Prices eked out small gains on Friday, halting the 8-day down streak, though barely. Over the weekend, sentiments shifted to a more positive outlook on the economy given US-China trade talks resuming and a possible rate cut from the Federal Reserve. This morning crude oil is trading at $53.53, up 72 cents (1.4%) from Friday’s close.
Fuel prices are rising this morning as well. Diesel prices are currently trading at $1.9111, up 1.7 cents from Friday’s close. Gasoline prices are trading at $1.5799, up 0.7 cents.
Traders are hopeful for positive progress from the US-China trade talks scheduled to take place later this week. Both countries have seen very weak manufacturing data in recent months which could add pressure to reach some sort of agreement. Conversely, a strong US jobs report released on Friday may provide ammunition for Trump to maintain his aggressive trade stances, since China is suffering more than the US in response to tariffs.
Markets are eager to review the IEA, EIA and OPEC reports that are to be released this week.

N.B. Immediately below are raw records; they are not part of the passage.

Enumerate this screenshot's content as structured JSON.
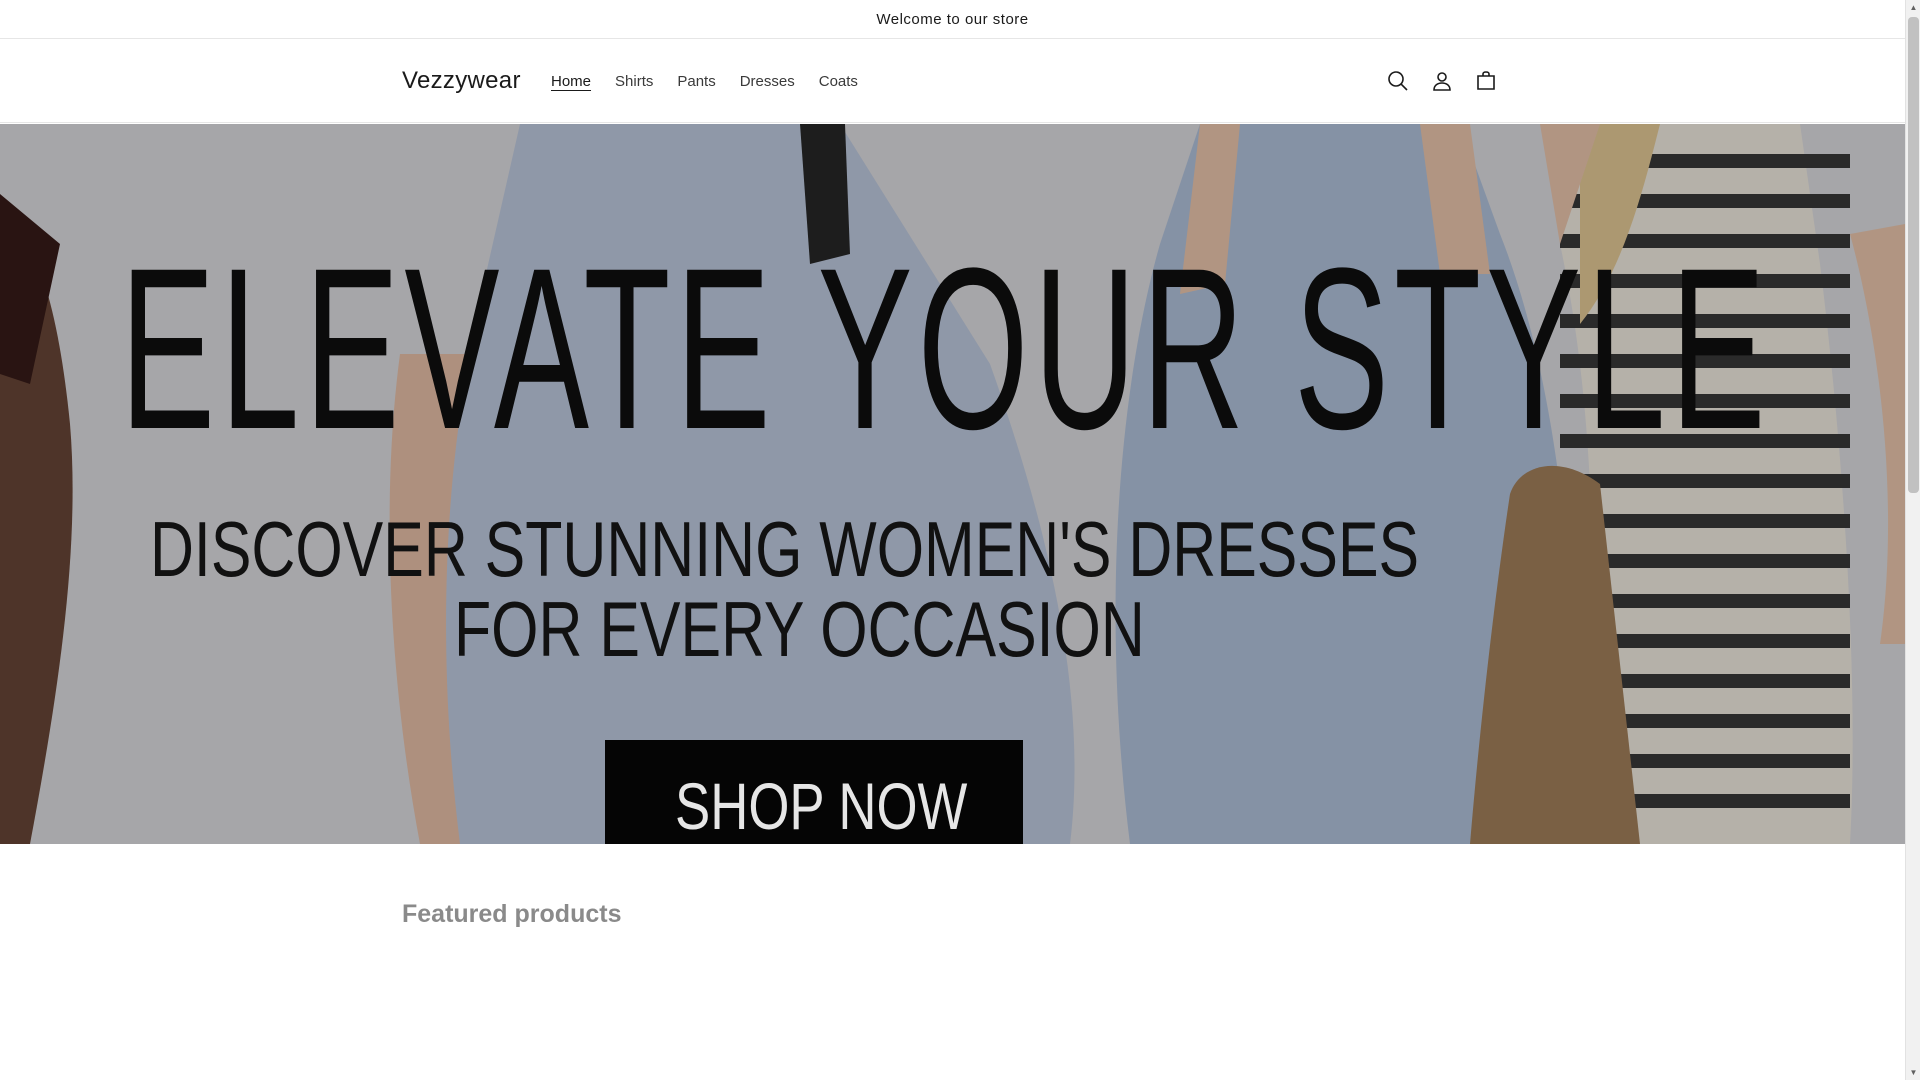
{
  "announcement": {
    "text": "Welcome to our store"
  },
  "header": {
    "logo": "Vezzywear",
    "nav": [
      {
        "label": "Home",
        "active": true
      },
      {
        "label": "Shirts",
        "active": false
      },
      {
        "label": "Pants",
        "active": false
      },
      {
        "label": "Dresses",
        "active": false
      },
      {
        "label": "Coats",
        "active": false
      }
    ],
    "icons": [
      "search-icon",
      "account-icon",
      "cart-icon"
    ]
  },
  "hero": {
    "headline": "ELEVATE YOUR STYLE",
    "subline1": "DISCOVER STUNNING WOMEN'S DRESSES",
    "subline2": "FOR EVERY OCCASION",
    "cta": "SHOP NOW",
    "colors": {
      "dress_blue": "#9fb2cf",
      "stripe_dark": "#2b2b2b",
      "stripe_light": "#e8e2d8",
      "bag": "#8a6a45"
    }
  },
  "featured": {
    "heading": "Featured products"
  }
}
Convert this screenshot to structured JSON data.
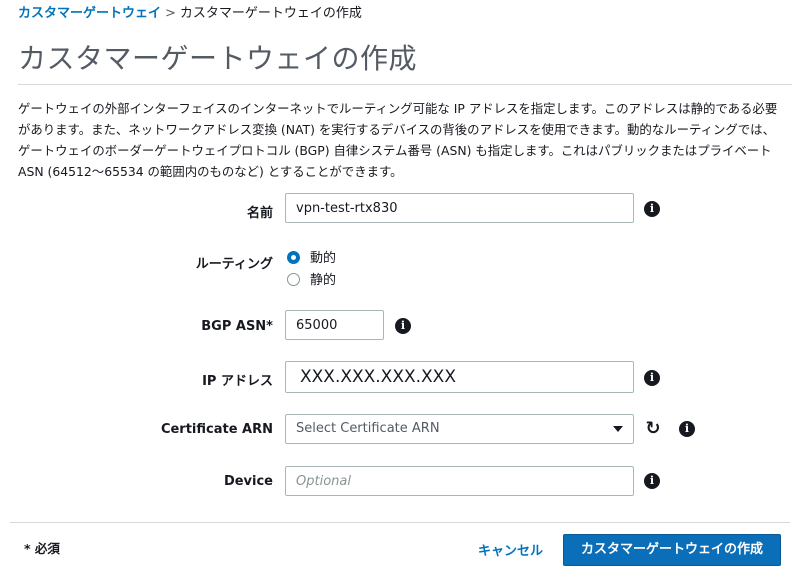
{
  "breadcrumb": {
    "parent": "カスタマーゲートウェイ",
    "separator": ">",
    "current": "カスタマーゲートウェイの作成"
  },
  "page_title": "カスタマーゲートウェイの作成",
  "description": "ゲートウェイの外部インターフェイスのインターネットでルーティング可能な IP アドレスを指定します。このアドレスは静的である必要があります。また、ネットワークアドレス変換 (NAT) を実行するデバイスの背後のアドレスを使用できます。動的なルーティングでは、ゲートウェイのボーダーゲートウェイプロトコル (BGP) 自律システム番号 (ASN) も指定します。これはパブリックまたはプライベート ASN (64512〜65534 の範囲内のものなど) とすることができます。",
  "form": {
    "name": {
      "label": "名前",
      "value": "vpn-test-rtx830"
    },
    "routing": {
      "label": "ルーティング",
      "options": [
        {
          "label": "動的",
          "selected": true
        },
        {
          "label": "静的",
          "selected": false
        }
      ]
    },
    "bgp_asn": {
      "label": "BGP ASN*",
      "value": "65000"
    },
    "ip_address": {
      "label": "IP アドレス",
      "value": "XXX.XXX.XXX.XXX"
    },
    "certificate_arn": {
      "label": "Certificate ARN",
      "placeholder": "Select Certificate ARN"
    },
    "device": {
      "label": "Device",
      "placeholder": "Optional"
    }
  },
  "icons": {
    "info": "info-icon",
    "refresh": "refresh-icon",
    "dropdown": "chevron-down-icon"
  },
  "footer": {
    "required_note": "* 必須",
    "cancel_label": "キャンセル",
    "create_label": "カスタマーゲートウェイの作成"
  },
  "colors": {
    "link": "#0073bb",
    "primary_button": "#0a6fb8",
    "title": "#545b64"
  }
}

Most will be focused on the demand side, to see how oil users are responding to economic pressures. But of equal importance will be production forecasts.
For several weeks now, US active rig counts have declined. With oil prices generally in the low- to mid-$50s this year, some oil producers may be feeling the squeeze. Overall crude production has fallen as well, largely attributable to declining use of conventional crude fields. But while rig counts have fallen across all shales regions, production continues rising in five of seven shale regions (Anadarko and Eagle Ford, in Oklahoma and Mid-west Texas respectively, have seen moderate drops in total output over the last 4-6 months). Even as companies deploy fewer rigs, they’re getting better at tapping into high-impact wells that increase output per rig. Although US crude production has moderated over the last two months, it appears shale producers are poised to continue production even with crude prices hovering in the low-$50s.
New Biofuel Rules Boost Ethanol, Biodiesel consumption
On Friday, the Trump administration made waves for fuel markets by issuing new rules to increase consumption of biofuels. After handing out several small refinery exemptions over the past few years that lowered total biofuel usage, the Trump administration is now requiring that those exemptions be made up elsewhere, though the announcement was short on details. The measure will ensure that the over 15 billion gallons of biofuel mandated in the Renewable Fuel Standard are blended in 2020.
The move is a win for biofuel producers and will likely help boost Trump’s approval in Midwestern farm states such as Iowa and Nebraska. Between declining biofuel support and reduced agriculture purchases from China, US farmers have been hit hard over the past year. At the same time, some states are pushing back, especially those with higher refining output and low biodiesel production such as Ohio and Pennsylvania. Oil companies in these states say the action will place undo hardship on larger refineries and make them uncompetitive.